The wine list follows the lead of the menu, offering a little something for every taste -- plenty of familiar labels, good stuff from mostly big producers. But why no pinot noir for less than $50, no merlot under $45? Meanwhile, eight bucks gets a bruncher a "bottomless" bloody mary or mimosa. The pricing doesn't always make sense. As with a lot of upscale restaurants these days, beer gets a half-page of fame at Rockfish, which offers 10 brews on tap, including Belgium's complex Chimay Triple.

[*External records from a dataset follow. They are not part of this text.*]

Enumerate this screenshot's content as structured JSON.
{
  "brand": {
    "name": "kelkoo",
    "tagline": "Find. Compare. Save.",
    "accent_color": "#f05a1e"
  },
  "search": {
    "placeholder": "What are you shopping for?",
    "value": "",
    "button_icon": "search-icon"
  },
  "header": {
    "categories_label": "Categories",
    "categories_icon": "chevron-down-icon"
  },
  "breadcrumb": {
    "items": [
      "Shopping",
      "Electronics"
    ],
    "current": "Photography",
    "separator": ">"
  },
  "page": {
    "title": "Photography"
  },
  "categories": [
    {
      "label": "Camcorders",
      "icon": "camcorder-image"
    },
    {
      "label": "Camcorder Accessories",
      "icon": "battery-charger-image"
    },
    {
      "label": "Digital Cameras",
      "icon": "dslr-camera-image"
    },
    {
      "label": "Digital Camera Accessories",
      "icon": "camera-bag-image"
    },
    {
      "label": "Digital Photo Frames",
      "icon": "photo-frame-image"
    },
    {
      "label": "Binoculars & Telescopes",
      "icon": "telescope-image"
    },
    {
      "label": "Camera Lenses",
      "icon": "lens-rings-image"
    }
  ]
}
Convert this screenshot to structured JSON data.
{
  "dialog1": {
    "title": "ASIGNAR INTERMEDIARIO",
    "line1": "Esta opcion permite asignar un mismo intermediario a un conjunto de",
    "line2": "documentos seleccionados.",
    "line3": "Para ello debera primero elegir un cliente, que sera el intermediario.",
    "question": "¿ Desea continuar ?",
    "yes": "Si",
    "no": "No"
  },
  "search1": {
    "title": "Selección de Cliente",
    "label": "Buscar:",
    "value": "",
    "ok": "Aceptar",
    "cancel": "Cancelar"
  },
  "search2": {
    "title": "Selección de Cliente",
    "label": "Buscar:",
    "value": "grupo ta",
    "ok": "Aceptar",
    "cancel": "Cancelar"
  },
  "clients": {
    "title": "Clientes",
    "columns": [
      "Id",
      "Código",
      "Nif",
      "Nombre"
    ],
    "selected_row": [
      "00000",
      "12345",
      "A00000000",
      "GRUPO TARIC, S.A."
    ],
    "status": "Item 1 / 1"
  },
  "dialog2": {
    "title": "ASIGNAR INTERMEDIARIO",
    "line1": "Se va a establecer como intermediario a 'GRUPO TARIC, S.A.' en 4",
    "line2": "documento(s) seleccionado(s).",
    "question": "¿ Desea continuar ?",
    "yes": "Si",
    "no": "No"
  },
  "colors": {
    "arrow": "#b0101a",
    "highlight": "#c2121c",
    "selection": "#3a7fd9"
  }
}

Like a steakhouse, this restaurant offers a collection of side dishes to round out a meal. The selections read as if a Southern mama had a hand in their making. Fried green tomatoes are more coating than vegetable, unfortunately, but corn pudding is a model of simple good taste; the surface of the custardy dish is lightly browned, and each kernel of corn bursts with sweetness. Sauteed spinach is a bit bland, but the greens are better for the crunchy pine nuts and dried cranberries mixed in. Green beans take a smoky hit from bacon, and coleslaw is refreshingly sweet with bits of pineapple. All the side dishes are large enough to share.
There's no compelling reason to stick around for the third course. Apple spice cake resembles a muffin you might find behind glass at Starbucks, and an armor of dull pastry entombs the fruit in a blackberry-sour cream croustade. The best offering is probably the sufficiently tart Key lime curd served in a thin cookie shell. Chances are, you'll be too full to forge beyond a second plate of food anyway. (My favorite finish is a walk across the bridge.)
The chef's principal partners in Rockfish are the guys behind three eating establishments in Georgetown's Washington Harbour complex: Cabanas, Nick's Riverside Grille, and Tony and Joe's Seafood Place -- all of which are better known for their drinks and their views than for their cooking. Perhaps that perception will change; Bauer says he has been asked by his teammates to rework the menus of those waterfront restaurants. Even a little Rockfish would go a long way to improving the trio.